My weekly column (Ottawa Citizen version, homepage version) looks at the current debate over the spectrum auction set for 2008. The first round of the consultation comments closed last month, generating nearly 50 industry submissions, yet surprisingly only four Canadians provided their views (follow up responses can be made until June 27th). By comparison, in the United States more than 250,000 people have written to the Federal Communications Commission to urge it to set conditions on a forthcoming spectrum auction that would make Internet access more open, affordable, and accessible.

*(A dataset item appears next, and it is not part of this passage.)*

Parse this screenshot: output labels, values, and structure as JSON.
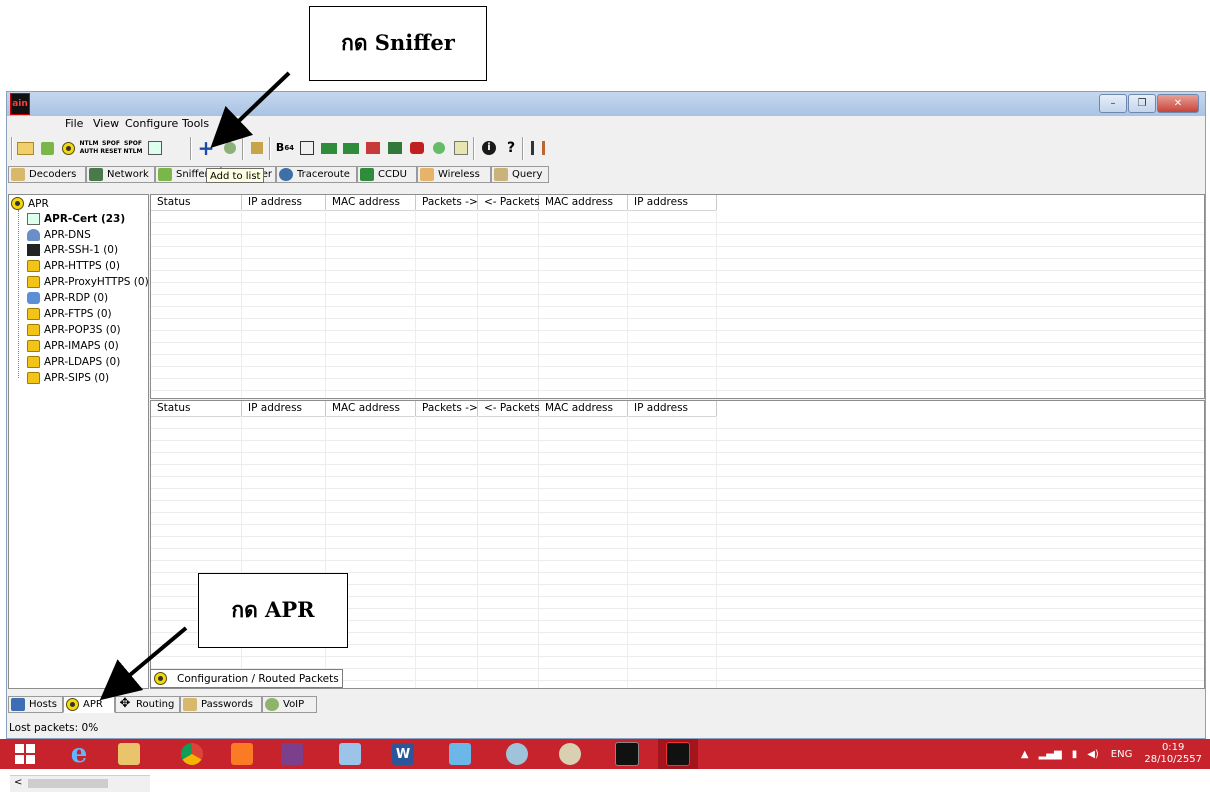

Despite the lack of Canadian public awareness, the issue has an enormous impact on telecommunications since it plays a pivotal role in determining wireless competition. The three incumbent wireless providers (Bell, Telus, and Rogers) along with some business groups stand on one side, calling for an "open auction" that would involve minimal pre-conditions and see the available spectrum auctioned off to the highest bidders. These groups argue that the Canadian wireless market is already competitive and that the government should avoid setting aside spectrum for new providers.

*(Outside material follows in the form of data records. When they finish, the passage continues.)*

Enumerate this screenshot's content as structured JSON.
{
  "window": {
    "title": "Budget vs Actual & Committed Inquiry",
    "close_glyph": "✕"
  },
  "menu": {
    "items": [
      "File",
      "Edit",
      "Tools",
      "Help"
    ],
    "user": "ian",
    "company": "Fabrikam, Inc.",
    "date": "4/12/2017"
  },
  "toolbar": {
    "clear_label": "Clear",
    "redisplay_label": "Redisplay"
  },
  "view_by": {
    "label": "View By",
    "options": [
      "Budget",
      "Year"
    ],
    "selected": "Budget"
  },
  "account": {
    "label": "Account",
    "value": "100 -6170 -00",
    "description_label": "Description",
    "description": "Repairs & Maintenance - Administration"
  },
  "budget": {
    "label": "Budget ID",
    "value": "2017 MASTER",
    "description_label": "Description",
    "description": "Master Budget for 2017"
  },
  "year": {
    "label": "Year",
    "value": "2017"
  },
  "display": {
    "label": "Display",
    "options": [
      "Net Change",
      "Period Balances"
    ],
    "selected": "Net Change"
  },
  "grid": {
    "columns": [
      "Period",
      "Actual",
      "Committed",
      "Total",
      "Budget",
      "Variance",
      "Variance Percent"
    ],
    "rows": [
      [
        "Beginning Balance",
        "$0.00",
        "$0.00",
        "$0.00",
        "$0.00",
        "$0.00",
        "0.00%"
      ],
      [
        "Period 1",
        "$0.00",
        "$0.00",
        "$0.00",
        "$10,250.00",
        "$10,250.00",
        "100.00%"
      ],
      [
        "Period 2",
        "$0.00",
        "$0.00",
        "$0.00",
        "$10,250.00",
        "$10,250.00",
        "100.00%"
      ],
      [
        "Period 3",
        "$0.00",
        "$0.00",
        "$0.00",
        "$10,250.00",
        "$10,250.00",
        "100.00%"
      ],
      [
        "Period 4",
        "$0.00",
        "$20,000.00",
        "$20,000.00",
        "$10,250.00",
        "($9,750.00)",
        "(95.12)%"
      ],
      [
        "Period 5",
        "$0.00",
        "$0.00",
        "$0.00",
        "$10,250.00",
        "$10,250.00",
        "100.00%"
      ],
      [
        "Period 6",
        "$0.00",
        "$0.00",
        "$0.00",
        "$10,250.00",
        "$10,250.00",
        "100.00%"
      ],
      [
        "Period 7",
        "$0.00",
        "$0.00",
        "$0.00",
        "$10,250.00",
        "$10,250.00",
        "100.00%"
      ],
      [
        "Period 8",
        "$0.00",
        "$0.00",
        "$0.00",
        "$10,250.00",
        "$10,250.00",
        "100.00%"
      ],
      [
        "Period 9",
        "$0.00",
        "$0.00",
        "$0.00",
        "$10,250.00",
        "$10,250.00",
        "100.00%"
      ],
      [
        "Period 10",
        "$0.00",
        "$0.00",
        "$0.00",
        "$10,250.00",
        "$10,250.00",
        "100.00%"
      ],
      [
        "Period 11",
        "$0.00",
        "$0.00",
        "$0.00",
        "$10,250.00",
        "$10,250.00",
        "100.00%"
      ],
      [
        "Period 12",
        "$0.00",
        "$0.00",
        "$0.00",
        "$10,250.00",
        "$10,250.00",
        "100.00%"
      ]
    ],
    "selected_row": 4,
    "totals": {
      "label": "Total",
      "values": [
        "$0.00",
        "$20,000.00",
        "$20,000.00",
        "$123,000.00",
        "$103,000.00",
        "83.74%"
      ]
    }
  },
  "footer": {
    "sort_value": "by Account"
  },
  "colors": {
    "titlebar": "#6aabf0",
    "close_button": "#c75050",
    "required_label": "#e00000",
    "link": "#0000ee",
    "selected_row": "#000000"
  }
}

Major cable companies (Shaw, Quebecor, Cogeco) and smaller telecom companies (MTS Allstream, Toronto Hydro Telecom) provide the alternate perspective. They are seeking a "set-aside" that would reserve spectrum for new entrants. These companies point to data that places Canada well below other developed countries on metrics such as the number of wireless subscribers, pricing, and the introduction of innovative services. They also note that Canadian spectrum auctions are not truly open, since foreign ownership restrictions exclude many potential bidders.
While the incumbents have been quick to characterize a spectrum set-aside as akin to a government subsidy, they fail to acknowledge that they were handed reserved spectrum to get off the ground.